For a general rule of thumb, our timelines for custom projects are 4-6 weeks and most stock items 7-10 days. Once we’re up against the wall with a rush project, we’re limited to stock products generally. And stock products may either be in stock, or out of stock. The shelves typically don’t stay empty for long, but with no extra days you will be at the mercy of what is directly available on the shelf. This can be particularly troublesome when you’re trying to match with hardware you already have.
There are creative minds all over this company and this industry. We enjoy taking the time to impart creativity, the client’s brand and unique features into their exhibits. Not only is the exhibit side impacted, the client’s own graphic design is also generally impacted. Instead of getting something designed specifically for the trade show booth, it becomes something very simplistic and generic. Usually it doesn’t last more than a show, which means a new graphic print needs to be budgeted on the horizon. So potentially you’d be sacrificing not only a lesser brand image, but also additional funds to correct it down the road.
Shipping introduces so many variables, all of which are uncontrollable. We have been stalled by hurricanes, floods, tornadoes, late planes, late trucks, trains, lost in warehouse, lost at show site, shipping to the wrong address, etc. Shipping during a rush project makes you lose sleep because you just never know. And even if you can be reimbursed for a flub (which you usually can’t), it won’t do anything to save the show the shipment was meant for. We always prefer to build in excess shipping days to avoid issues, but that of course is only time permitting.

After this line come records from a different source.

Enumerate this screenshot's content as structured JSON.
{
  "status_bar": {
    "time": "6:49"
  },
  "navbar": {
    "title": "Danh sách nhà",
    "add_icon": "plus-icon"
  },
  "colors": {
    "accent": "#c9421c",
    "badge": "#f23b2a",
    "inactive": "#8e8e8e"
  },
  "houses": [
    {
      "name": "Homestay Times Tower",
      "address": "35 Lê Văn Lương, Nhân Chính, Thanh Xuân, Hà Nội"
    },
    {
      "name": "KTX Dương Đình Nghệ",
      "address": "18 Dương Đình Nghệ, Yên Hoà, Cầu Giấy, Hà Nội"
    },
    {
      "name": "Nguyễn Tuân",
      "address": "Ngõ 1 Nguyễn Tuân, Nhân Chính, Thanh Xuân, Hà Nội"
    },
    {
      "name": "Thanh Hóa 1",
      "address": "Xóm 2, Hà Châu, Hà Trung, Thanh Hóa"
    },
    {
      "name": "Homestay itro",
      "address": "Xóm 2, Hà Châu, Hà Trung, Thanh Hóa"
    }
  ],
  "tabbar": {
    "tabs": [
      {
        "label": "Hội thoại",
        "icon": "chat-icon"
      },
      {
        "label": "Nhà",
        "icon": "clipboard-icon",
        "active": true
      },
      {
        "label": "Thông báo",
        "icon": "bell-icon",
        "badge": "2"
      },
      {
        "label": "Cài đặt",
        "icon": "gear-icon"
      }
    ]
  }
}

To avoid rushes, let us know of shows that may crop up and we can help to try to stay on top of the timeline. When you find out that there might be a rush project, alert us. We’ll get the wheels turning immediately to put us in the best position possible should something come through. More often than not, we may be totally blindsided, but our client has just had to spend extra time fighting for budget or revising a design. Get us involved before that and it can help.
Rushes can and will happen. They are inevitable. Know that we’re capable of producing something serviceable (and sometimes more).
My wife and I spent last weekend moving into a new home. We are thrilled for sure that now we have a place to call our own and settle down in, but moving is absolutely a forgettable experience! In the trade show industry, unlike moving into a new house, portability is the name of the game. Read More
Marketing through experiences is huge in the B2C world, and though not used as frequently in the B2B world of trade shows and events, it is still a highly effective way to develop a brand and make it memorable. Somewhere along the way many companies decided to opt for simplicity and forego the challenge of creating an experience. There are positives and negatives with both directions, but I would argue that the positives attributed to an experience are more directly in-line with marketing goals for trade shows and events. Read More
Orchestrating a cohesive marketing plan in 2016 is like composing one of Bach’s classical masterpieces. Okay, maybe it isn’t that difficult but it does require each segment of your marketing efforts to work together like the instruments of an orchestra to produce one harmonized composition. Additionally the number of marketing “instruments” these days is ever-increasing with new social media platforms being added, the shift towards inbound marketing and the traditional marketing methods like print ads, direct mail and trade shows. It is important to remain consistent across all areas so that one does not misrepresent your branding or messaging in a way that throws off the overall sound of the song. Read More